What would you like to do?

How is a waterfall formed?

already exists.

Would you like to merge this question into it?

already exists as an alternate of this question.

Would you like to make it the primary and merge this question into it?

exists and is an alternate of .

Water falls over Hard rock. When it reaches the soft rock, the water starts to wear away the soft rock, this is called erosion. Over hundreds or even thousands of years, the soft rock is slowly eaten away or eroded and the river begins to cut down further into the soft rock. This makes a cliff over which the water can topple. Over time, the cliff becomes steeper as more soft rock is eroded, and deeper as bigger boulders come over the waterfall, and the ground gets beaten with more and more rocks until it creates a plunge pool. Some of the water goes under the waterfall and under cuts the soft rock. More of the hard rock begins to fall away and the waterfall slowly moves upstream.
Water falls are formed when a layer of soft rock is under a layer of hard rock. The soft rock is eroded forming a plunge pool. The hard rock fall in the plunge pool. As this keeps happening both layers stay the same and the water falls to the rivers.

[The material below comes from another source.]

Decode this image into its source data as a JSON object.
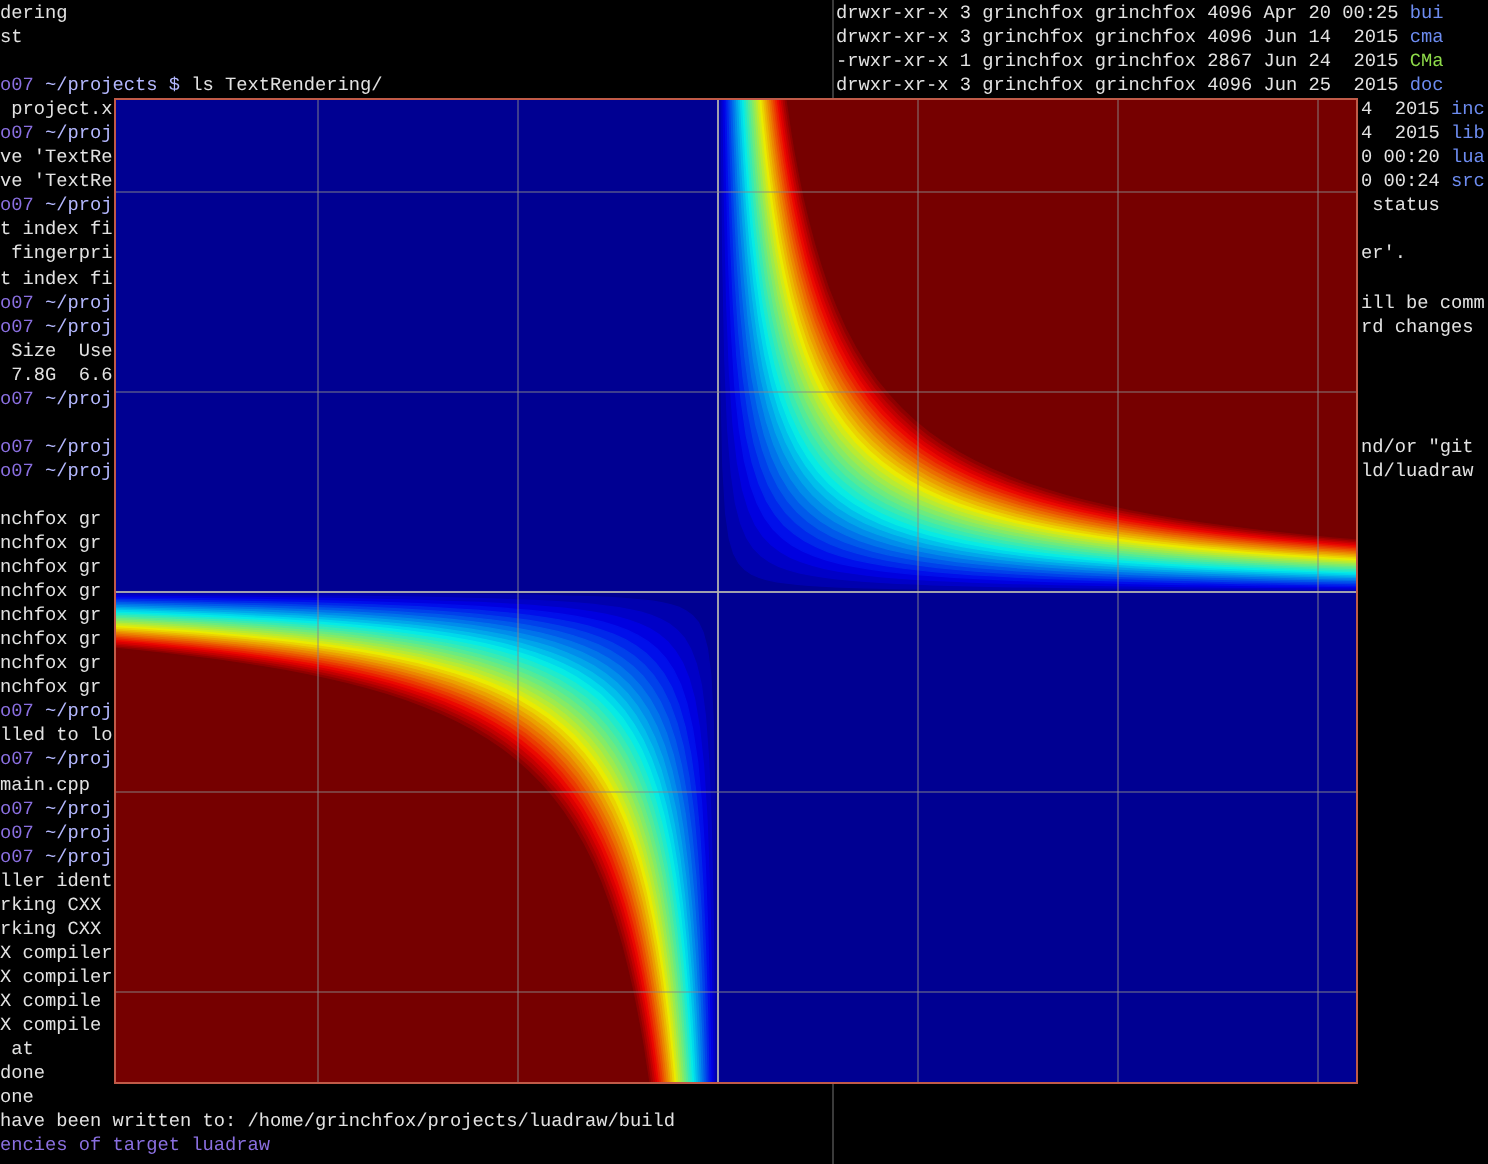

Waterfalls are formed by erosional processes- Hydraulic, corrosion and attrition action. Waterfalls form where rivers meet a less resistant rock, after flowing over more resistant rock. The hard rock eventually collapses into the plunge pool at the bottom and the soft rock is eroded back.
It all starts off on top of a high elevation, such as a mountain, and when it rains the water tumbles down the mountain or hill. Sometimes there is no path for the water to follow so it must fall of the cliff. There is a layer of hard rock underneath the water and soft rock underneath that. The soft rock erodes faster than the hard rock forming a curved ledge underneath the hard rock. A plunge pool would be formed at the bottom once the water had started tumbling down. After some time, the hard rock would erode too, pushing the waterfall upstream over years.
Wherever rain falls the laws of gravity assure that one way or another it will try to reach the ocean. Normally it moves to lower ground by lines of least resistance ie trickle down, first small creeks and streams slowly gathering to meet in a valley to form a river and down to the coast. Sometimes the rainfall on rocky platforms or plateau's can not find a route down hill. This water will gather until there is enough to find the line of least resistance and cascade over the edge of the plateau in a water fall. Over the course of time the rain will gouge out a permanent watercourse at this point
60 people found this useful
Thanks for the feedback!